Research article published on BMC Geriatr. 2019 October 30
AUTHORS: Aw S, Koh GCH, Tan CS, Wong ML, Vrijhoef HJM, Harding SC, Geronimo MAB, Hildon ZJL.
The Community for Successful Ageing (ComSA) program has implemented overlapping BioPsychoSocial (BPS) components as part of a Community Development (CD) grassroots and volunteer-led initiative. Implementation of such multi-component programming is influenced by known program characteristics including novelty, complexity and observability as well as related organizational factors. As such, we explored ComSA CD’s implementation from the organizational perspective, seeking to inform program improvements.
We conducted four focus groups with program staff, partners and trainers (total N = 21 participants). Findings were analysed using an interpretative approach and synthesized into a line of argument informing lessons learnt.
An implementation framework was identified. It is guided by considering the influence of known program characteristics across major themes, representing three core implementation stages. These and supporting sub-themes are elaborated in turn: 1) Creating commitment toward the program was challenged by novelty and at times a lack of shared understanding of ComSA CD, particularly relating to the S component.
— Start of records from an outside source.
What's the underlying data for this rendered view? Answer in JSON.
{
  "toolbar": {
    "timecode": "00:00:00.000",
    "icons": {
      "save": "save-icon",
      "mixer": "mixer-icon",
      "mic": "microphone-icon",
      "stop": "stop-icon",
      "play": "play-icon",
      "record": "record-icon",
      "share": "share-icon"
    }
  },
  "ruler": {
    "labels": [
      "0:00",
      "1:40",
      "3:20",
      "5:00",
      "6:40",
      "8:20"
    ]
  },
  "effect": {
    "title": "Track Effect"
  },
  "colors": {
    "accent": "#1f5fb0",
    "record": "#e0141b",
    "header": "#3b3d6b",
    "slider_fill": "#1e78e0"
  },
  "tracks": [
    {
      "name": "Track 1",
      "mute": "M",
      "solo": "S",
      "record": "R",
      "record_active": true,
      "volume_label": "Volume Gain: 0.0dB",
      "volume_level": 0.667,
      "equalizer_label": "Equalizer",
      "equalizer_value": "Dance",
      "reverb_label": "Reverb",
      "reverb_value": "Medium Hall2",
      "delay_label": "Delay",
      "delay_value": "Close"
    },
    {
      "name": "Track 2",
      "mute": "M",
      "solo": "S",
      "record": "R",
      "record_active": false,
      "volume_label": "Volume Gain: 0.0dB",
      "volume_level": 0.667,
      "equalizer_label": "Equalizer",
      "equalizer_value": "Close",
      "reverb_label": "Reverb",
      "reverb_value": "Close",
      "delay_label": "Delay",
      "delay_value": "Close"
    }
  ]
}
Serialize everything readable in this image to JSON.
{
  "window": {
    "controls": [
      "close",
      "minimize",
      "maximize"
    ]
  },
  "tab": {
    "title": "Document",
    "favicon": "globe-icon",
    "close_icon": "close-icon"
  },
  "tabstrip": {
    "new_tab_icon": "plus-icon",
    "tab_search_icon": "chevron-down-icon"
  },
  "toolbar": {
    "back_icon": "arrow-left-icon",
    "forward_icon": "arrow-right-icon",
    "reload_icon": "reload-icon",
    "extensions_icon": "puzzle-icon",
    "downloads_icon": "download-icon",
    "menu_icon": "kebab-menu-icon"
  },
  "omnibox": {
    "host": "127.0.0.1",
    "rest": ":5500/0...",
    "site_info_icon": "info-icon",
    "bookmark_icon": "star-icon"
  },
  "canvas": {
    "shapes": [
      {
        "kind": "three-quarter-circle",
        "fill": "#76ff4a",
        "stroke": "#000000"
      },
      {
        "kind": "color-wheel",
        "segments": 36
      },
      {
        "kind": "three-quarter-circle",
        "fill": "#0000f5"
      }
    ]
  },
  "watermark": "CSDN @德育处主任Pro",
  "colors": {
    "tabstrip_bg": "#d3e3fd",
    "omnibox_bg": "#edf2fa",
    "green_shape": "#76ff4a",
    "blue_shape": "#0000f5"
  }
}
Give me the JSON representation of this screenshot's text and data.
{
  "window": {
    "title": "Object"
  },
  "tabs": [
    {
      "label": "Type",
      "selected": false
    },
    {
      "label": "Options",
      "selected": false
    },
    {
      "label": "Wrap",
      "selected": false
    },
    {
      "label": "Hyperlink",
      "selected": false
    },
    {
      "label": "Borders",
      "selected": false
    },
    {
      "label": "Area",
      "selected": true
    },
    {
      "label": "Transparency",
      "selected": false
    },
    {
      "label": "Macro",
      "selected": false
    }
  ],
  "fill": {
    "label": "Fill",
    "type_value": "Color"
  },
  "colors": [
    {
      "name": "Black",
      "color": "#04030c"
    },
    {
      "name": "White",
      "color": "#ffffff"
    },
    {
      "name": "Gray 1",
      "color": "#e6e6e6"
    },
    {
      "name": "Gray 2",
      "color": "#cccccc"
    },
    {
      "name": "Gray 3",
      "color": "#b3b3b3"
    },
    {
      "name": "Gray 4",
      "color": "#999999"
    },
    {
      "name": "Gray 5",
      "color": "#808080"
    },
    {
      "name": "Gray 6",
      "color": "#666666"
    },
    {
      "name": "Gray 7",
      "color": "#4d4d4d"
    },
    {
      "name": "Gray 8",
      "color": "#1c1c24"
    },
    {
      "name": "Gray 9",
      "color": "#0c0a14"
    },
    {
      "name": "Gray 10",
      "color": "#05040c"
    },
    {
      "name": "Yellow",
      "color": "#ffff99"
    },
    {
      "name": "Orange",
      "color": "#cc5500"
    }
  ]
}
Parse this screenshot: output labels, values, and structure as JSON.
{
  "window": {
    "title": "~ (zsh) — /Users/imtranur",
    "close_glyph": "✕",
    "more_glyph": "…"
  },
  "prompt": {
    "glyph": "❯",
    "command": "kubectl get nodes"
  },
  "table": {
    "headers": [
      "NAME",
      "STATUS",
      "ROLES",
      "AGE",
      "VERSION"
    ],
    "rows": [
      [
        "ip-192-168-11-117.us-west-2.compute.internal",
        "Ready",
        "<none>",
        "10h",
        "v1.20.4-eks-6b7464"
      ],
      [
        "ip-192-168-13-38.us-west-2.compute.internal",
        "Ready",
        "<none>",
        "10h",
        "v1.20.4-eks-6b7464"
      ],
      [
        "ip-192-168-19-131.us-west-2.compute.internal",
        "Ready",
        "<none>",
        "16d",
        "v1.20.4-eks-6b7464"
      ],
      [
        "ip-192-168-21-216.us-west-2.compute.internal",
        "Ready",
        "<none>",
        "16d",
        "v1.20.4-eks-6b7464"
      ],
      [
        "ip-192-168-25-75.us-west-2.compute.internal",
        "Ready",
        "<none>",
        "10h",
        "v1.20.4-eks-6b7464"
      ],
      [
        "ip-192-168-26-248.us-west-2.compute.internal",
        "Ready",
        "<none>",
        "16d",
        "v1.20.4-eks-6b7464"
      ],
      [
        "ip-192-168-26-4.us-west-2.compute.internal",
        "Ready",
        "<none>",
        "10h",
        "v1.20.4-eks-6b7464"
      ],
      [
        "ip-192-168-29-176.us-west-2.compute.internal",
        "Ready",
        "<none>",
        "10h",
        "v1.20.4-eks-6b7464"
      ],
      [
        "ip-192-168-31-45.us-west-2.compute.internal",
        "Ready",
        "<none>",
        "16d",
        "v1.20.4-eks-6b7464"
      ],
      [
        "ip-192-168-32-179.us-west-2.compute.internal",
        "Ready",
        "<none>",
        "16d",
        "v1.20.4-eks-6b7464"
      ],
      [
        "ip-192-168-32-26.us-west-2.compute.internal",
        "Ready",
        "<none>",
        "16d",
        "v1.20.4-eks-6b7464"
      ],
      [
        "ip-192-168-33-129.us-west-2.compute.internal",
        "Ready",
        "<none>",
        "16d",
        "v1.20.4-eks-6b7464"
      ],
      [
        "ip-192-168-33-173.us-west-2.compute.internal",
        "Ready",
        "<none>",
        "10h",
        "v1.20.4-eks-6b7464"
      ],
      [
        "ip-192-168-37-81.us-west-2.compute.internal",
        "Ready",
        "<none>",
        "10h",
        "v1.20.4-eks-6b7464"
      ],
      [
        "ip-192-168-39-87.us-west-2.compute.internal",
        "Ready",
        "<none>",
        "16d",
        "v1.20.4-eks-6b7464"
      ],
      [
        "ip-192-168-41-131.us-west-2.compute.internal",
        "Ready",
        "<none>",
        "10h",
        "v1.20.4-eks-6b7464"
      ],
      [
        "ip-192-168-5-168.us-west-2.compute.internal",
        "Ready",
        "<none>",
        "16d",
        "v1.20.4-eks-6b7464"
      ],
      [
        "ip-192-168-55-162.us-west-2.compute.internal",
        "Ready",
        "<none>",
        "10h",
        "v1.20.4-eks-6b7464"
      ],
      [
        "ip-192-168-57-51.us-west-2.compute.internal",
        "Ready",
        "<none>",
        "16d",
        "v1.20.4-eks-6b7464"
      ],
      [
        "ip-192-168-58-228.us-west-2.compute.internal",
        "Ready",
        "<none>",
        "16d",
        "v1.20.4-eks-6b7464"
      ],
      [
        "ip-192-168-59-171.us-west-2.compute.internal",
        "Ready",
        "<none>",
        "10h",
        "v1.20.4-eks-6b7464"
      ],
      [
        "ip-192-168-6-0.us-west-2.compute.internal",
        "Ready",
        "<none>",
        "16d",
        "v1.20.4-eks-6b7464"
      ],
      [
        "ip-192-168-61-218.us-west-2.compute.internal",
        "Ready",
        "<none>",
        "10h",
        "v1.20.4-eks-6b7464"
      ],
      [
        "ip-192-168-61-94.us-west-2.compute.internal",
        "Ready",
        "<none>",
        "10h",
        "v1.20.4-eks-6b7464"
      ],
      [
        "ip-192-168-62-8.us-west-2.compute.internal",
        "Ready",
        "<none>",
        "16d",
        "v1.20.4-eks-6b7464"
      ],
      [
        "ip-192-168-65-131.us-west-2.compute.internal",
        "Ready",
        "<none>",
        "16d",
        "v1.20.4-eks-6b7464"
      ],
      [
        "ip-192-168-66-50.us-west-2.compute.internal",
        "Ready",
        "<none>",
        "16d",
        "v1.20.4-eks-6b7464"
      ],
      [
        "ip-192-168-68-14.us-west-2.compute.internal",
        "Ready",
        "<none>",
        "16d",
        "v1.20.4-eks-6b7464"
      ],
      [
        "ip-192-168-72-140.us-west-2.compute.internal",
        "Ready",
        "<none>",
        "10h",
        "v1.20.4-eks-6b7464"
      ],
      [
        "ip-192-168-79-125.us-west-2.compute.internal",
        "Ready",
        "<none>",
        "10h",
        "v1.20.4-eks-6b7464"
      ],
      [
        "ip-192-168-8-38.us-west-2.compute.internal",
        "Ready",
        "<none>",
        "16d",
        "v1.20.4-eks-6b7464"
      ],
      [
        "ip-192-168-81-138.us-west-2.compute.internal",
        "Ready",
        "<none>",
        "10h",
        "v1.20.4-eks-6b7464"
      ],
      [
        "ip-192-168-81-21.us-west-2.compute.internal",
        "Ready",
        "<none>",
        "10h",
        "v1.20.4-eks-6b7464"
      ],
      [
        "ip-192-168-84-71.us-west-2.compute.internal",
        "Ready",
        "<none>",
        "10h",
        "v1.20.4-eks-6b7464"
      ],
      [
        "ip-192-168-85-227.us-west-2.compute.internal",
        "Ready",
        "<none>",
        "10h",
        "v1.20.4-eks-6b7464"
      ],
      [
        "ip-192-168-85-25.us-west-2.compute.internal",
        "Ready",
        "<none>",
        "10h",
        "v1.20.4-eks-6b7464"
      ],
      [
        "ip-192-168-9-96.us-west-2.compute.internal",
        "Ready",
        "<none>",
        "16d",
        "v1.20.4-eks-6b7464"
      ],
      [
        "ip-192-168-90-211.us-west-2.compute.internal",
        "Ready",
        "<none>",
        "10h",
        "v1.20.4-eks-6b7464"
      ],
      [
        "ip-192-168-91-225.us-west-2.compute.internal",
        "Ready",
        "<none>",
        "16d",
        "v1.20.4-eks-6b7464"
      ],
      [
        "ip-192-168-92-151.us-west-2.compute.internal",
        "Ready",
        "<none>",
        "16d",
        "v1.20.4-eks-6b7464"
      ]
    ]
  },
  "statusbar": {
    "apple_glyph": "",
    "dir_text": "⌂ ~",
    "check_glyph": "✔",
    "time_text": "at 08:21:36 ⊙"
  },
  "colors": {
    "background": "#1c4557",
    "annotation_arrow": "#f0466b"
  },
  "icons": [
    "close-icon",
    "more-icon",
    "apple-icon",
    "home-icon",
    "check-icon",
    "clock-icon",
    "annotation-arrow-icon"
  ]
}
Overall, cohesion within organizational contexts and having a strong rapport with the community (ability to engage) were needed to persuade volunteers and participants to commit to the program. 2) Coordination and resource allocation were influenced by the complexity of interconnecting BPS components – requiring aligning communication between partners and adapting the BPS sequence, given the separated management structure of program trainers. Efficiency of resource utilization was constrained by the ability to pool and match resources given the limited manpower and community partners who worked-in-silo due to a KPI-centric culture. 3) Collaborative program monitoring and appraisal increased observability of the program’s benefits, but depended on partners’ prior commitment. Despite appreciating its holistic BPS programming, dropout rate was used as a way to gauge program success, which has limited interpretability. Occasional uncertainty about the program value contributed to concerns about duplicating existing ageing programs, particularly those related to the B component.
Lessons learnt for improving BPS programming include (1) eliciting better participants’ buy-in and shared program vision, (2) increasing adaptability of BPS sequence and building a culture of shared values for working together (3) and developing comprehensive monitoring systems for program appraisal.